There will always be a place for double sourced stories, good editing and original feature articles. As the U.S. is quickly learning, however, those elements may be served in a different distribution method.
In our DC hometown, The Washington Post remains the paper of record and an institution. Even as long-term staffers take buyout packages and make way for editorial sharing with other papers, we are fortunate to have an amazing hometown paper.
There may not be a better one-two editorial columnist punch in America than Dana Milbank exposing the man pulling the levers behind the curtain and David Broder explaining why the levers were being pulled. Our sports columnists are Sally Jenkins, Michael Wilbon and Tom Boswell with Kornheiser and Feinstein showing up every so often. The catty Lisa de Moraes exposes why television is called the boob tube, and Metro’s reporting reporting remains solid.
But WPO, as they’re called in financial circles, is less a newspaper or media company and more a content conglomerate. Tutoring mill Kaplan accounts for a massive share of the company’s financial growth according to its 10-K filing with the SEC last month.
A tiny paid circulation chart on page 13 tells the story. In 2006, there were 681,510 subscribers. In just two years, circulation has fallen 6% and shows no signs of ever regaining its lost customers.
The Post isn’t alone.

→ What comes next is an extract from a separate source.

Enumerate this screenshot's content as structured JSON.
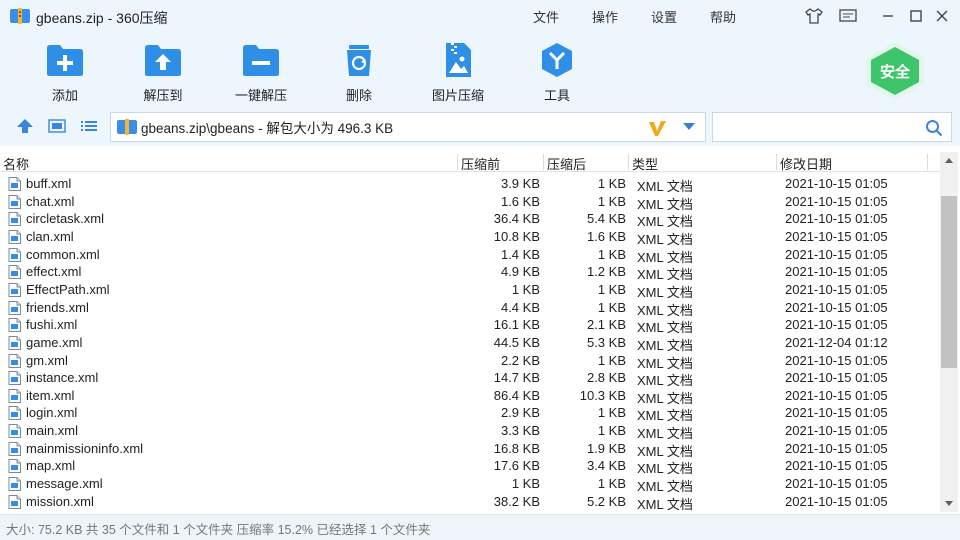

The Tuscon Citizen ran its last issue this weekend. Papers in Denver, Detroit and other cities go online or cease operation. Just as millenials continue to eschew wired telephone service in their homes, the U.S. information-seeking population continues fragmenting, seeking news fast via blogs, Twitter or even cable news.

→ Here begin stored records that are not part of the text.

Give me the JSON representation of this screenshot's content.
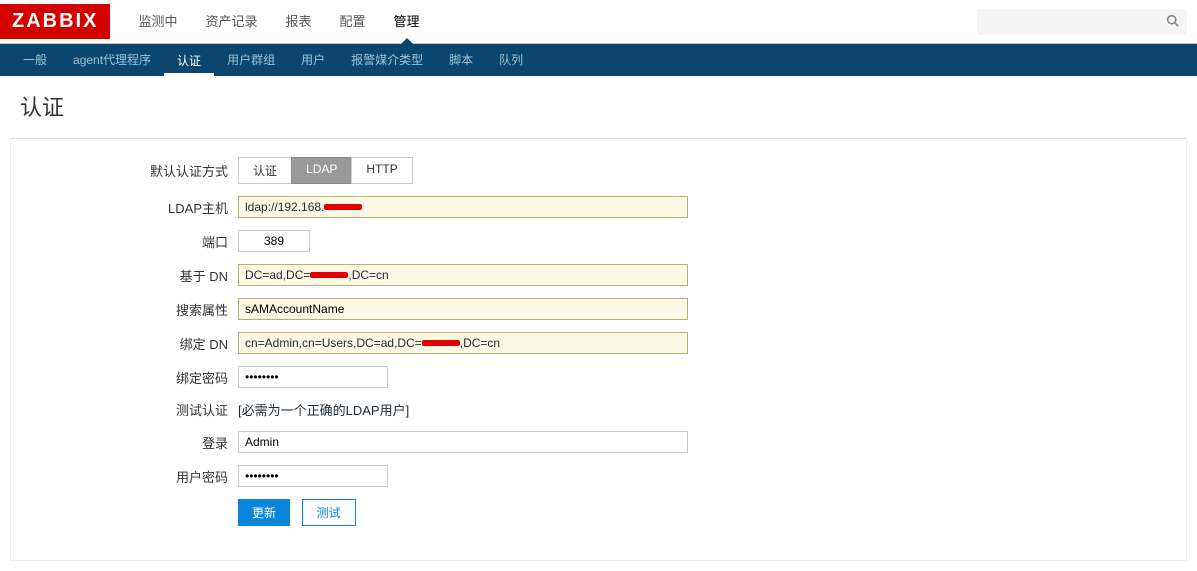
{
  "logo": "ZABBIX",
  "main_nav": {
    "items": [
      {
        "label": "监测中",
        "name": "nav-monitoring"
      },
      {
        "label": "资产记录",
        "name": "nav-inventory"
      },
      {
        "label": "报表",
        "name": "nav-reports"
      },
      {
        "label": "配置",
        "name": "nav-config"
      },
      {
        "label": "管理",
        "name": "nav-admin"
      }
    ],
    "active_index": 4
  },
  "search": {
    "placeholder": ""
  },
  "sub_nav": {
    "items": [
      {
        "label": "一般",
        "name": "subnav-general"
      },
      {
        "label": "agent代理程序",
        "name": "subnav-proxy"
      },
      {
        "label": "认证",
        "name": "subnav-auth"
      },
      {
        "label": "用户群组",
        "name": "subnav-usergroups"
      },
      {
        "label": "用户",
        "name": "subnav-users"
      },
      {
        "label": "报警媒介类型",
        "name": "subnav-mediatypes"
      },
      {
        "label": "脚本",
        "name": "subnav-scripts"
      },
      {
        "label": "队列",
        "name": "subnav-queue"
      }
    ],
    "active_index": 2
  },
  "page": {
    "title": "认证"
  },
  "form": {
    "auth_method_label": "默认认证方式",
    "auth_options": [
      "认证",
      "LDAP",
      "HTTP"
    ],
    "auth_selected": 1,
    "ldap_host_label": "LDAP主机",
    "ldap_host_prefix": "ldap://192.168.",
    "port_label": "端口",
    "port_value": "389",
    "base_dn_label": "基于 DN",
    "base_dn_prefix": "DC=ad,DC=",
    "base_dn_suffix": ",DC=cn",
    "search_attr_label": "搜索属性",
    "search_attr_value": "sAMAccountName",
    "bind_dn_label": "绑定 DN",
    "bind_dn_prefix": "cn=Admin,cn=Users,DC=ad,DC=",
    "bind_dn_suffix": ",DC=cn",
    "bind_pwd_label": "绑定密码",
    "bind_pwd_value": "••••••••",
    "test_auth_label": "测试认证",
    "test_auth_note": "[必需为一个正确的LDAP用户]",
    "login_label": "登录",
    "login_value": "Admin",
    "user_pwd_label": "用户密码",
    "user_pwd_value": "••••••••",
    "btn_update": "更新",
    "btn_test": "测试"
  }
}
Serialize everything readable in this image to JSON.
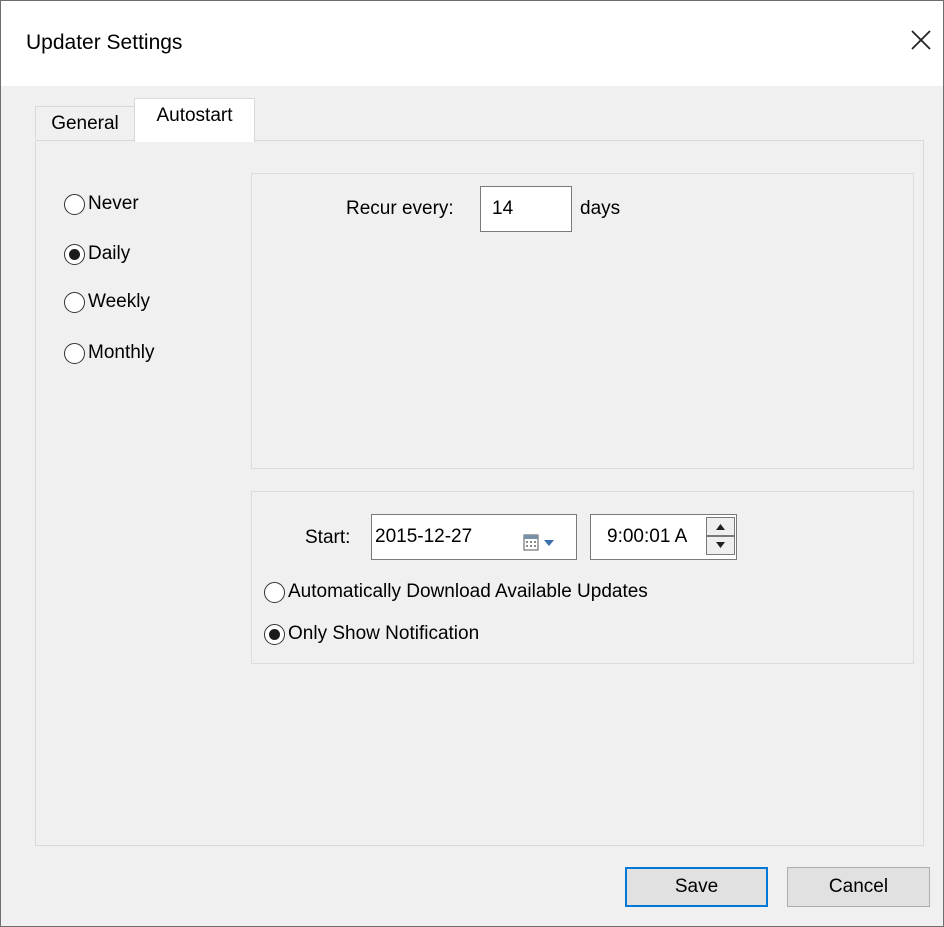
{
  "window": {
    "title": "Updater Settings"
  },
  "tabs": [
    {
      "label": "General",
      "active": false
    },
    {
      "label": "Autostart",
      "active": true
    }
  ],
  "schedule": {
    "options": [
      {
        "label": "Never",
        "checked": false
      },
      {
        "label": "Daily",
        "checked": true
      },
      {
        "label": "Weekly",
        "checked": false
      },
      {
        "label": "Monthly",
        "checked": false
      }
    ]
  },
  "recurrence": {
    "label": "Recur every:",
    "value": "14",
    "unit": "days"
  },
  "start": {
    "label": "Start:",
    "date": "2015-12-27",
    "time": "9:00:01 A"
  },
  "update_mode": {
    "options": [
      {
        "label": "Automatically Download Available Updates",
        "checked": false
      },
      {
        "label": "Only Show Notification",
        "checked": true
      }
    ]
  },
  "buttons": {
    "save": "Save",
    "cancel": "Cancel"
  },
  "colors": {
    "accent": "#0078d7",
    "window_bg": "#f0f0f0"
  }
}
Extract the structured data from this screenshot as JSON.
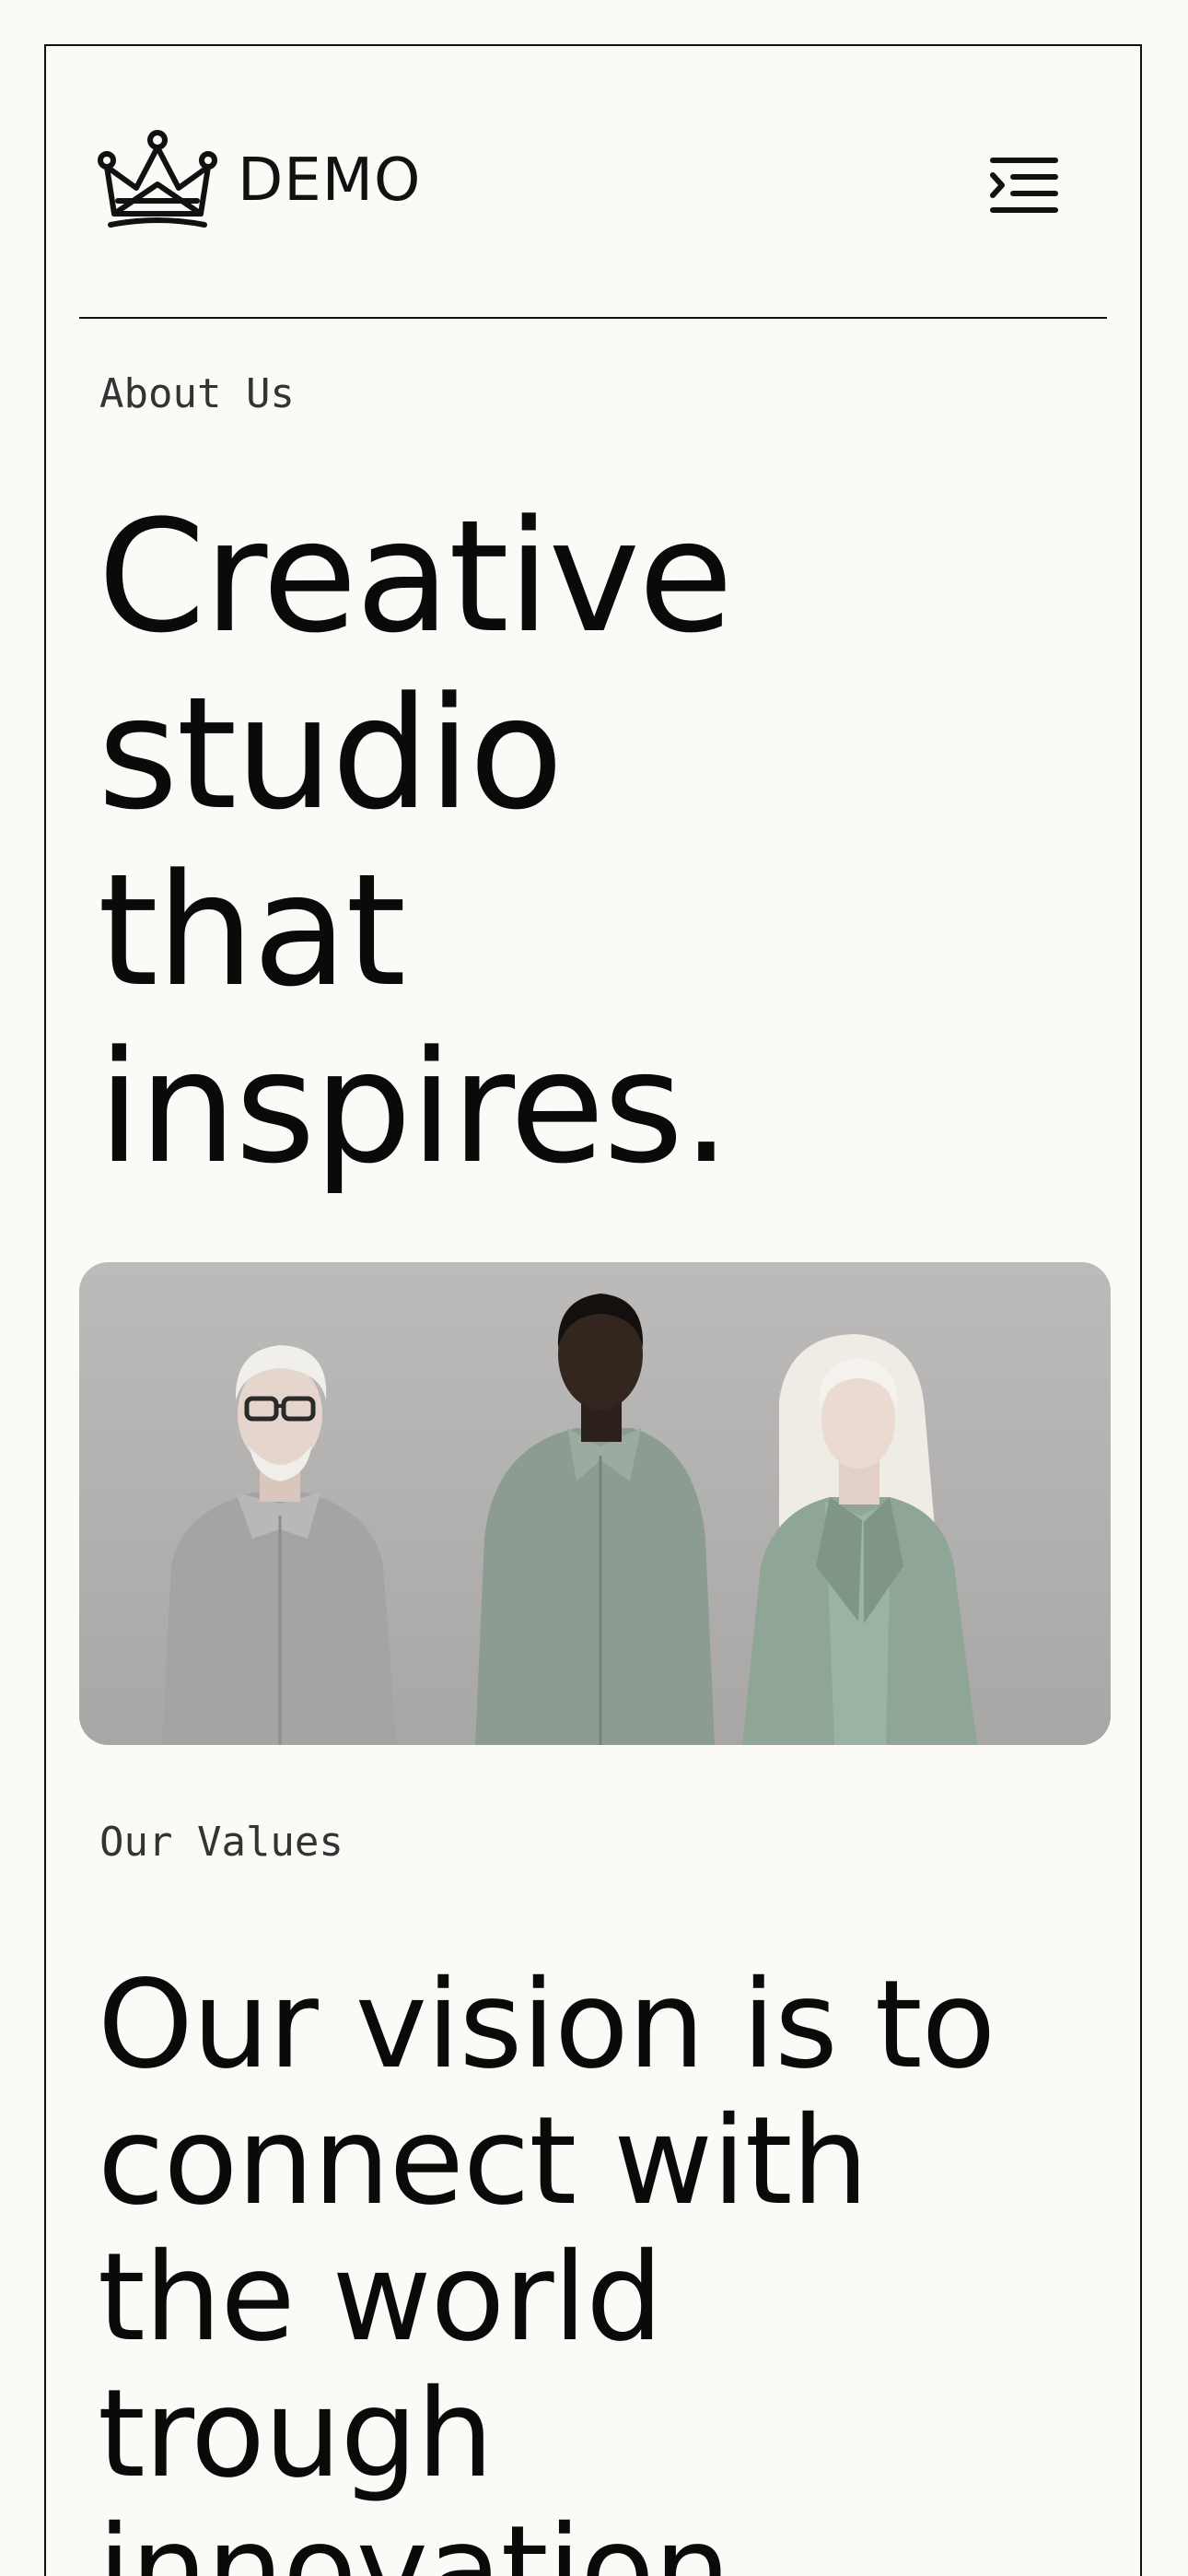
{
  "brand": {
    "logo_icon": "crown-icon",
    "name": "DEMO"
  },
  "header": {
    "menu_icon": "menu-indent-icon"
  },
  "about": {
    "eyebrow": "About Us",
    "title": "Creative\nstudio\nthat\ninspires."
  },
  "image": {
    "alt": "Three people standing against a grey wall wearing muted green and grey clothing"
  },
  "values": {
    "eyebrow": "Our Values",
    "title": "Our vision is to\nconnect with\nthe world\ntrough\ninnovation."
  },
  "colors": {
    "background": "#fbfaf6",
    "text": "#0a0a0a",
    "photo_backdrop": "#b3b1b0"
  }
}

Yet word on Ad Age’s site yesterday was that the mainstream media wants the world’s search engines, especially Google, to deliver mainstream media results higher than “parasites off the true producers of content”. An ESPN exec reportedly drove the issue at a meeting of the Google’s Publishers Advisory Council. Quoting SEO guru Lisa Barone at Outspoken Media, “They knew that a Publisher’s Advisory Council even existed. Did you know?”
I would have been shocked if such an entity didn’t exist, but the very notion that the blogosphere competes with mainstream media is nonsensical. The distribution method used by mainstream media is flawed, and until it is fixed, the mainstream media companies will continue suffering.
Even now, when streaming cable television offers multiple news channels, finding an actual newscast at an off-peak hour during prime time is impossible. The Internet provides news seekers with the ability to create their own news supplier, likely a cluster of sources each reporting on different issues. Media outlets who insist that those news seekers use their form of distribution will soon join typewriter ribbon suppliers and telegraph repairmen on the sidelines of technology history.
I heard the rallying cry in the mid 1980s when media was told to get online. For the most part, they laughed at the geeks sitting in front of monochromatic screens and communicating with someone in another city, much like people wondered why anyone would ever need a private telephone line. Yet the biggest source I’ve found of anyone bemoaning the slow death of print and live broadcast is mainstream media.
The public may not know what is best for its information gathering need, but the public must assuredly knows what it wants. Google spent billions figuring out how to track what the public wants and became ubiquitous. Surely international conglomerates can figure out how to make their stories appear before this opinion piece if small upstart companies can do so.